■ **WHAT IS BEING ASKED**: Answer with one number only, the count of lines in the material below that hold "JSON".

■ **DATASET**:
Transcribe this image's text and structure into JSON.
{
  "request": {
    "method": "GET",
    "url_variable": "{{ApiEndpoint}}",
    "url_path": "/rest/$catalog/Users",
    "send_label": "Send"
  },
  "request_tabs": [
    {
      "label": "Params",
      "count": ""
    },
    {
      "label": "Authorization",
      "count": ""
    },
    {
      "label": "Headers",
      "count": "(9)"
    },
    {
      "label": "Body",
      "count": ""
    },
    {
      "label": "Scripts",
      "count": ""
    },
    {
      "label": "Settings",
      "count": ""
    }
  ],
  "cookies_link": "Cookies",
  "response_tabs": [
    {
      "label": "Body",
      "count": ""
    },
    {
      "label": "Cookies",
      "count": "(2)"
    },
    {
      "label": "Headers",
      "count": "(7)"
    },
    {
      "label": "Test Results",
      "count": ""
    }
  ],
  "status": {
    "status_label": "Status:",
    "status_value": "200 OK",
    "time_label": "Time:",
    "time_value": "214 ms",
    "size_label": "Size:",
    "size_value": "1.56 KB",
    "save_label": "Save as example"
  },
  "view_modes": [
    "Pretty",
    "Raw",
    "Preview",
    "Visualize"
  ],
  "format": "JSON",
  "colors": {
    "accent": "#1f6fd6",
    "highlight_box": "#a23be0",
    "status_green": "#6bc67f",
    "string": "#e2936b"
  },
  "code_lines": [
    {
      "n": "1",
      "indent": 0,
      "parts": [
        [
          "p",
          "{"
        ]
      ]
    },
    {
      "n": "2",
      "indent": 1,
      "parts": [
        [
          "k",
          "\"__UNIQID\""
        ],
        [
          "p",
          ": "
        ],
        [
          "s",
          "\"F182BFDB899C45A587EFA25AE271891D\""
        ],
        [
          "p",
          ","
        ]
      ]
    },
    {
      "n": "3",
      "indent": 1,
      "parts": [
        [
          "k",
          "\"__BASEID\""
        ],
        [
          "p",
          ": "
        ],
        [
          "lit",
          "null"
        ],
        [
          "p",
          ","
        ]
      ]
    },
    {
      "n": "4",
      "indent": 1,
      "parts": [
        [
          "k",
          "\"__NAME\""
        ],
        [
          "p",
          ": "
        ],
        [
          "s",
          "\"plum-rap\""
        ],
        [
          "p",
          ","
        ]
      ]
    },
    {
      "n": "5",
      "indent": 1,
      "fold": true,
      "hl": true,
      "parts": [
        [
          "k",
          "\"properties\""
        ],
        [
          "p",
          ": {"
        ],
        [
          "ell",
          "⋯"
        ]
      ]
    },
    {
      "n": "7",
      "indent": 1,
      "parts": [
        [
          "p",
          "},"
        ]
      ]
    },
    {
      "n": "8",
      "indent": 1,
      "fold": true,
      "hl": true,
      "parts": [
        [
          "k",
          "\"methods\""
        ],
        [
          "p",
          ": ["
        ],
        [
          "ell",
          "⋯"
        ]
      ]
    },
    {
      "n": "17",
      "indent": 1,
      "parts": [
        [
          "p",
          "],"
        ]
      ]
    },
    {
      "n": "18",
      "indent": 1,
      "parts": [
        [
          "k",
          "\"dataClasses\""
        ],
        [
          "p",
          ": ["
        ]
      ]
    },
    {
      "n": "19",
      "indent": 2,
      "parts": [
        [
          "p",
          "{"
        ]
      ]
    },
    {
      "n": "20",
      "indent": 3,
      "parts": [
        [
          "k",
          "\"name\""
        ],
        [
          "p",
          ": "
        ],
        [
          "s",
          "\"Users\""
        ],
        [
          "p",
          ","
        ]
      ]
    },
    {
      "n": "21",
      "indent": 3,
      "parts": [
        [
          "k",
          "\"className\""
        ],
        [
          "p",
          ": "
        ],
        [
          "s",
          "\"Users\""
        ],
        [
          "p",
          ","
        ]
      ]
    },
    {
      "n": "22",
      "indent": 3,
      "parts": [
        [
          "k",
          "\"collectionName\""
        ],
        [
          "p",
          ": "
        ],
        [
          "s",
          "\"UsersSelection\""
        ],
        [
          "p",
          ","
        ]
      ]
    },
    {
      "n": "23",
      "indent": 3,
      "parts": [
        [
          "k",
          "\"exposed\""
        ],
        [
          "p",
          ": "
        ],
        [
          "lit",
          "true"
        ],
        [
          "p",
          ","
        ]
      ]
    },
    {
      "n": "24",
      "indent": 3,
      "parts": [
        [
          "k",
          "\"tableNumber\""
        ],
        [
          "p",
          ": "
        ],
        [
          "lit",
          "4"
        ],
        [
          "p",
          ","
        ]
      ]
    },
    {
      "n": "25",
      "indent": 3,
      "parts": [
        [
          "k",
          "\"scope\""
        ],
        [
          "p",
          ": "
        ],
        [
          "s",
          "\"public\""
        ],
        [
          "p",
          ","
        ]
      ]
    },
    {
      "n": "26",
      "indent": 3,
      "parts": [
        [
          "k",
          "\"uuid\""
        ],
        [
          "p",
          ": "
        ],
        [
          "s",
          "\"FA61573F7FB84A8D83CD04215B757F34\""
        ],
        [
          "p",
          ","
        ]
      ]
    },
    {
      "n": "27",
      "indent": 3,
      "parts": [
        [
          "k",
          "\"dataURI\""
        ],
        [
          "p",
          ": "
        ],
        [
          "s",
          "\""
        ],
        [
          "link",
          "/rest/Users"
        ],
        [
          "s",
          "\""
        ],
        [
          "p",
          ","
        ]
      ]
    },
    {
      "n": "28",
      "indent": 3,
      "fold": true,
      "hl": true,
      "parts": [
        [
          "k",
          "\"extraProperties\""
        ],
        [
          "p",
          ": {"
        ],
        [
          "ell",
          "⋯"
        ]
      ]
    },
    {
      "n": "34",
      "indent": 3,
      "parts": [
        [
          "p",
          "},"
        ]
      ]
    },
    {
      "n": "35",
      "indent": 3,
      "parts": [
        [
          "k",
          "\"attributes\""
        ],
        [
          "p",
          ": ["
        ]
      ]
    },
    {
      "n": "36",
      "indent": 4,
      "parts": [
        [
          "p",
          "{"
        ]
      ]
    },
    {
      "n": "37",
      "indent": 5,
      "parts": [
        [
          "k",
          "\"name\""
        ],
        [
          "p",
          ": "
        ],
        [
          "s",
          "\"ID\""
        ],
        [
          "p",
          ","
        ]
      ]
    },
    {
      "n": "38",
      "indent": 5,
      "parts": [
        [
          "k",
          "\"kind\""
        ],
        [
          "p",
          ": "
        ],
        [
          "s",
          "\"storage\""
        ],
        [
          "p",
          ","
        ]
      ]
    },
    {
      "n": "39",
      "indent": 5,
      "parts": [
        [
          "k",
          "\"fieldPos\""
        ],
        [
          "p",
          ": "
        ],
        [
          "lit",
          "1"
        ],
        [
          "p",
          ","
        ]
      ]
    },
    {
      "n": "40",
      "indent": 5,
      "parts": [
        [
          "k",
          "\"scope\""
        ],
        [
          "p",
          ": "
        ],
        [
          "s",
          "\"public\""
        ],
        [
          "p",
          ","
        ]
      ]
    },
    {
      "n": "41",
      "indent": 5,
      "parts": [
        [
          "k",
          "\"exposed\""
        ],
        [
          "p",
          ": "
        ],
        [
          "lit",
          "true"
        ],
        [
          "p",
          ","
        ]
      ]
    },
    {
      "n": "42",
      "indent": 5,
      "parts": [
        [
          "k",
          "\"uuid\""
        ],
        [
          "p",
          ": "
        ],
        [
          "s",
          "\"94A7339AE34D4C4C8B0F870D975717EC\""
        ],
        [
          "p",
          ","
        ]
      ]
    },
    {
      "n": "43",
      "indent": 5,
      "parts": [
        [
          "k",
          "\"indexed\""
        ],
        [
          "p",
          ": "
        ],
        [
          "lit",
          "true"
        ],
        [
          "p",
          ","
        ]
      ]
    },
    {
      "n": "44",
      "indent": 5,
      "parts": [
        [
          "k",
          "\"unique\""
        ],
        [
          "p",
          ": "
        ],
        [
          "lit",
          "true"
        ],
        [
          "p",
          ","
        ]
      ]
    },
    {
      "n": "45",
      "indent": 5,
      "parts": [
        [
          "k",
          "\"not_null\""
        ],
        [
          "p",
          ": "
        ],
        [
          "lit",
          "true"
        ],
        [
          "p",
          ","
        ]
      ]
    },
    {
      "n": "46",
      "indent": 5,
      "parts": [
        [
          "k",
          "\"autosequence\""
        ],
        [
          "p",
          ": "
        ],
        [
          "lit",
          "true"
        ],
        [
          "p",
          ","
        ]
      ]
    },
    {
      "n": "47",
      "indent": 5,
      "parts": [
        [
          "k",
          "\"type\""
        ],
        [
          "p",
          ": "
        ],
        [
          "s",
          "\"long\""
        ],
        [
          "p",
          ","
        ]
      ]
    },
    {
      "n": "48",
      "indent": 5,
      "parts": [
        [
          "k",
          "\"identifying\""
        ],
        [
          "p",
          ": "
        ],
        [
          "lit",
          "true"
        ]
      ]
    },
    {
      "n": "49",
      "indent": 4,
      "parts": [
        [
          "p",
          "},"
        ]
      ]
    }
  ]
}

■ **SOLUTION**: 2